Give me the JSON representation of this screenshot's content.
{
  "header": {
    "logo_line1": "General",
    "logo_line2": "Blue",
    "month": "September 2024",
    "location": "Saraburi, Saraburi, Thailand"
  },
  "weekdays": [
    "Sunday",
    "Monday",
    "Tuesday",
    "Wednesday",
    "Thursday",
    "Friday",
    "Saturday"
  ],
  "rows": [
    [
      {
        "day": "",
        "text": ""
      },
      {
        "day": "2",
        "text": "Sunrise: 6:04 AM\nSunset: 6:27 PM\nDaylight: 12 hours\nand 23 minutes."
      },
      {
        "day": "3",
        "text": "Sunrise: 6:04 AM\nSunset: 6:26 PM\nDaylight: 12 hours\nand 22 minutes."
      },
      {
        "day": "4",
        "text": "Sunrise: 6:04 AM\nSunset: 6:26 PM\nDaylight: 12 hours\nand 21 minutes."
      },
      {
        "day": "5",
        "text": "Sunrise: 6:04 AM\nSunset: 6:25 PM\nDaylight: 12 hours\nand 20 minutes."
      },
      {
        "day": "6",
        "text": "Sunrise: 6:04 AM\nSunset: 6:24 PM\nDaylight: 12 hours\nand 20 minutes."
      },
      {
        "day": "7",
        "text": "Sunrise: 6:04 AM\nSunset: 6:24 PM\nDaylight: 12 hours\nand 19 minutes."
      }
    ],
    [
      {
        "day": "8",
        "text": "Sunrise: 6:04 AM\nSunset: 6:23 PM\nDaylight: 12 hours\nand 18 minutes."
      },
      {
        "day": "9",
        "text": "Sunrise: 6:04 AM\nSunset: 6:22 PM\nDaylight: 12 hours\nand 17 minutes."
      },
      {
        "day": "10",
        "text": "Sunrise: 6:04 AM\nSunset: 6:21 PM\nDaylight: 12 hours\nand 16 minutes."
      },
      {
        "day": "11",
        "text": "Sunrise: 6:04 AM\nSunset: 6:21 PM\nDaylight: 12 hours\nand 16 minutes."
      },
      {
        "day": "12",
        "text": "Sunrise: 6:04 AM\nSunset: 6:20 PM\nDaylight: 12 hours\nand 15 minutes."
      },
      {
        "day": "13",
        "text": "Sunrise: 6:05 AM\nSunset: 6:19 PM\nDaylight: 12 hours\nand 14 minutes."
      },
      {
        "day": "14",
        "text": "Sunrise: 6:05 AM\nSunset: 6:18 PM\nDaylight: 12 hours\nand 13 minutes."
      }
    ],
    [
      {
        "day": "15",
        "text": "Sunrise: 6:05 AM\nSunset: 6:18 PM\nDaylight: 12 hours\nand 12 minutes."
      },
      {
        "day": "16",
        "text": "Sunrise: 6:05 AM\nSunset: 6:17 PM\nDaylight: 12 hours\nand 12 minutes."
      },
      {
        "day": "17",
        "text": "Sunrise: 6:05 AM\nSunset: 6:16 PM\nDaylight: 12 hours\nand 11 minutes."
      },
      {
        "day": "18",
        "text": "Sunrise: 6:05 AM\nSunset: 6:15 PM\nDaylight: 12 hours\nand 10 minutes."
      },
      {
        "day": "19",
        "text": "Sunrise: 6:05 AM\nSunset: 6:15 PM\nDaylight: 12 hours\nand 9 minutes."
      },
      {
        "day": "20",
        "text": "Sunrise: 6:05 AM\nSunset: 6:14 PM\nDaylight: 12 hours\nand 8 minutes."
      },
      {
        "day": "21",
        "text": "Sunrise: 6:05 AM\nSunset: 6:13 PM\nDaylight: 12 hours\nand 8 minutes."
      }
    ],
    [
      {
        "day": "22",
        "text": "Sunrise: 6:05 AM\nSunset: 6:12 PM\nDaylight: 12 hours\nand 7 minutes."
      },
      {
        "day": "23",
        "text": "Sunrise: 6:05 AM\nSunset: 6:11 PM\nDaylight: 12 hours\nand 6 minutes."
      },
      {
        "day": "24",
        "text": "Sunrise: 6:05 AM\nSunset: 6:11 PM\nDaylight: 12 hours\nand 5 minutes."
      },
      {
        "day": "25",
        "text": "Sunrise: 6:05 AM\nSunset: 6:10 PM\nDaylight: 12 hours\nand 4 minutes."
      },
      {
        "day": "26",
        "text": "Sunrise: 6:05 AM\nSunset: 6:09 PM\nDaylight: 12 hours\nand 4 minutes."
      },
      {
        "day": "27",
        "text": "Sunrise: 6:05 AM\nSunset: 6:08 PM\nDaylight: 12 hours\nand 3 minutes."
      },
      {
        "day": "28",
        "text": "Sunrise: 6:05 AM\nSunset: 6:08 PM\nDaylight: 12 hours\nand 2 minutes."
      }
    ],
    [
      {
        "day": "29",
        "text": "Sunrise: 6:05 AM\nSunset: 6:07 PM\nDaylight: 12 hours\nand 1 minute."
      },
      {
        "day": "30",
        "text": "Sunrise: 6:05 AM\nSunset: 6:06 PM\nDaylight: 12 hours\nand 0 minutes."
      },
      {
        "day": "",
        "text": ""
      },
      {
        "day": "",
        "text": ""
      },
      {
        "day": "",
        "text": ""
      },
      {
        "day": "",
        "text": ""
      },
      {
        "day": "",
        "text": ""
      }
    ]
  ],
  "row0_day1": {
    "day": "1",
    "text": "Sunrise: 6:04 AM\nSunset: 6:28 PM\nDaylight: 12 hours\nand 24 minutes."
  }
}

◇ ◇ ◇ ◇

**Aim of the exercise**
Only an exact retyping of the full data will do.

**Response area**
Give me the JSON representation of this screenshot's content.
{
  "header": {
    "logo_line1": "General",
    "logo_line2": "Blue",
    "month": "September 2024",
    "location": "Saraburi, Saraburi, Thailand"
  },
  "weekdays": [
    "Sunday",
    "Monday",
    "Tuesday",
    "Wednesday",
    "Thursday",
    "Friday",
    "Saturday"
  ],
  "rows": [
    [
      {
        "day": "",
        "text": ""
      },
      {
        "day": "2",
        "text": "Sunrise: 6:04 AM\nSunset: 6:27 PM\nDaylight: 12 hours\nand 23 minutes."
      },
      {
        "day": "3",
        "text": "Sunrise: 6:04 AM\nSunset: 6:26 PM\nDaylight: 12 hours\nand 22 minutes."
      },
      {
        "day": "4",
        "text": "Sunrise: 6:04 AM\nSunset: 6:26 PM\nDaylight: 12 hours\nand 21 minutes."
      },
      {
        "day": "5",
        "text": "Sunrise: 6:04 AM\nSunset: 6:25 PM\nDaylight: 12 hours\nand 20 minutes."
      },
      {
        "day": "6",
        "text": "Sunrise: 6:04 AM\nSunset: 6:24 PM\nDaylight: 12 hours\nand 20 minutes."
      },
      {
        "day": "7",
        "text": "Sunrise: 6:04 AM\nSunset: 6:24 PM\nDaylight: 12 hours\nand 19 minutes."
      }
    ],
    [
      {
        "day": "8",
        "text": "Sunrise: 6:04 AM\nSunset: 6:23 PM\nDaylight: 12 hours\nand 18 minutes."
      },
      {
        "day": "9",
        "text": "Sunrise: 6:04 AM\nSunset: 6:22 PM\nDaylight: 12 hours\nand 17 minutes."
      },
      {
        "day": "10",
        "text": "Sunrise: 6:04 AM\nSunset: 6:21 PM\nDaylight: 12 hours\nand 16 minutes."
      },
      {
        "day": "11",
        "text": "Sunrise: 6:04 AM\nSunset: 6:21 PM\nDaylight: 12 hours\nand 16 minutes."
      },
      {
        "day": "12",
        "text": "Sunrise: 6:04 AM\nSunset: 6:20 PM\nDaylight: 12 hours\nand 15 minutes."
      },
      {
        "day": "13",
        "text": "Sunrise: 6:05 AM\nSunset: 6:19 PM\nDaylight: 12 hours\nand 14 minutes."
      },
      {
        "day": "14",
        "text": "Sunrise: 6:05 AM\nSunset: 6:18 PM\nDaylight: 12 hours\nand 13 minutes."
      }
    ],
    [
      {
        "day": "15",
        "text": "Sunrise: 6:05 AM\nSunset: 6:18 PM\nDaylight: 12 hours\nand 12 minutes."
      },
      {
        "day": "16",
        "text": "Sunrise: 6:05 AM\nSunset: 6:17 PM\nDaylight: 12 hours\nand 12 minutes."
      },
      {
        "day": "17",
        "text": "Sunrise: 6:05 AM\nSunset: 6:16 PM\nDaylight: 12 hours\nand 11 minutes."
      },
      {
        "day": "18",
        "text": "Sunrise: 6:05 AM\nSunset: 6:15 PM\nDaylight: 12 hours\nand 10 minutes."
      },
      {
        "day": "19",
        "text": "Sunrise: 6:05 AM\nSunset: 6:15 PM\nDaylight: 12 hours\nand 9 minutes."
      },
      {
        "day": "20",
        "text": "Sunrise: 6:05 AM\nSunset: 6:14 PM\nDaylight: 12 hours\nand 8 minutes."
      },
      {
        "day": "21",
        "text": "Sunrise: 6:05 AM\nSunset: 6:13 PM\nDaylight: 12 hours\nand 8 minutes."
      }
    ],
    [
      {
        "day": "22",
        "text": "Sunrise: 6:05 AM\nSunset: 6:12 PM\nDaylight: 12 hours\nand 7 minutes."
      },
      {
        "day": "23",
        "text": "Sunrise: 6:05 AM\nSunset: 6:11 PM\nDaylight: 12 hours\nand 6 minutes."
      },
      {
        "day": "24",
        "text": "Sunrise: 6:05 AM\nSunset: 6:11 PM\nDaylight: 12 hours\nand 5 minutes."
      },
      {
        "day": "25",
        "text": "Sunrise: 6:05 AM\nSunset: 6:10 PM\nDaylight: 12 hours\nand 4 minutes."
      },
      {
        "day": "26",
        "text": "Sunrise: 6:05 AM\nSunset: 6:09 PM\nDaylight: 12 hours\nand 4 minutes."
      },
      {
        "day": "27",
        "text": "Sunrise: 6:05 AM\nSunset: 6:08 PM\nDaylight: 12 hours\nand 3 minutes."
      },
      {
        "day": "28",
        "text": "Sunrise: 6:05 AM\nSunset: 6:08 PM\nDaylight: 12 hours\nand 2 minutes."
      }
    ],
    [
      {
        "day": "29",
        "text": "Sunrise: 6:05 AM\nSunset: 6:07 PM\nDaylight: 12 hours\nand 1 minute."
      },
      {
        "day": "30",
        "text": "Sunrise: 6:05 AM\nSunset: 6:06 PM\nDaylight: 12 hours\nand 0 minutes."
      },
      {
        "day": "",
        "text": ""
      },
      {
        "day": "",
        "text": ""
      },
      {
        "day": "",
        "text": ""
      },
      {
        "day": "",
        "text": ""
      },
      {
        "day": "",
        "text": ""
      }
    ]
  ],
  "row0_day1": {
    "day": "1",
    "text": "Sunrise: 6:04 AM\nSunset: 6:28 PM\nDaylight: 12 hours\nand 24 minutes."
  }
}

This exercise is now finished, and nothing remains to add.